Derrick didn't care, he was enthused about playing it (and has been convinced for two days he was playing "Silent Night" on it). However, by this morning I'd had it with listening to an out of tune (actually never tuned) guitar. So with a bit of google-fu and some playing I determined that it was keyed one octave above a standard guitar and proceeded to tune it.
This tuning wasn't going too badly other than the fact that the strings tended to go from sharp to flat with just a few arc-seconds of adjustment. But then I got to the 3 string (I was tuning starting from the 6 string, since the website I found for reference couldn't give me the up an octave, but could give me an E up an octave). The 3 string was staying flat, so I kept adjusting it a bit tighter -- until it broke.
The guitar came with one replacement string -- a 1 string. So now we are stuck with a partially tuned guitar (without a guide I cannot tune the 2 or 1 strings) with a broken string. And I have no idea where to get replacement strings for a 25" guitar. I don't know if regular strings would work (and would a regular string cost more than what Tara paid for the whole guitar -- ~$10.00 or $20.00).
During the tuning exercise, I quickly determined that I couldn't play this even if I knew more than a dangerous amount about playing a guitar. The strings are so close I couldn't get my finger on just one, which makes many, if not most, chords rather difficult to strum.

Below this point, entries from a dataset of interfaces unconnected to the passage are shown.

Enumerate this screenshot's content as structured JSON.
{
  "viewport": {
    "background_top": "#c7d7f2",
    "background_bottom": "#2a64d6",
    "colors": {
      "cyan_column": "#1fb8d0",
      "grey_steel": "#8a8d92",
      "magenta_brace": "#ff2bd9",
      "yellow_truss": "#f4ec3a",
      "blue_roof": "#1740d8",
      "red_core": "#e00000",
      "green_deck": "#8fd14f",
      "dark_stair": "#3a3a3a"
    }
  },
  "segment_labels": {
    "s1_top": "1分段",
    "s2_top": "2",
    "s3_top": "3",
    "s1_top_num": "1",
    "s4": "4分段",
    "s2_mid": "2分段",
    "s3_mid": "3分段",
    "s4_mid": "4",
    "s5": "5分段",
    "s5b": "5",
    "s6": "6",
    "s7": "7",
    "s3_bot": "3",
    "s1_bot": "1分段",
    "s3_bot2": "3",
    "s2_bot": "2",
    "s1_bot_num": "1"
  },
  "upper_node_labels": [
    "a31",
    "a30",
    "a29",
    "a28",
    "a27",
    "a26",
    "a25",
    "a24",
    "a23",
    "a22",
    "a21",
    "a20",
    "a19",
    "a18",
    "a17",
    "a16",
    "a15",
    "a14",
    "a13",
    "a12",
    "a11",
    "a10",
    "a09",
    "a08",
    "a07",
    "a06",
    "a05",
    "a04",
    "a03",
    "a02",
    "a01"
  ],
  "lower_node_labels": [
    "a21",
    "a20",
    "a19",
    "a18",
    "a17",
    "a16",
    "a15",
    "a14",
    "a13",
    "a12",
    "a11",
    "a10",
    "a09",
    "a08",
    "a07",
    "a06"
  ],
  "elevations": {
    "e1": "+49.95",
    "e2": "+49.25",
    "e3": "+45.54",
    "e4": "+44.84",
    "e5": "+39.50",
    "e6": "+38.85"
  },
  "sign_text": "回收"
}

Of course if I thought he'd actually stick to it enough -- and would perhaps have time for lessons -- I'd probably be willing to invest in the not much better guitars that they are selling at Target for about $70.00. I know that those aren't much better than the cheap toys, but at least one would probably survive for more than one tuning. And at least in the same octave I might be able to tune easier and might also be able to do some of my own playing.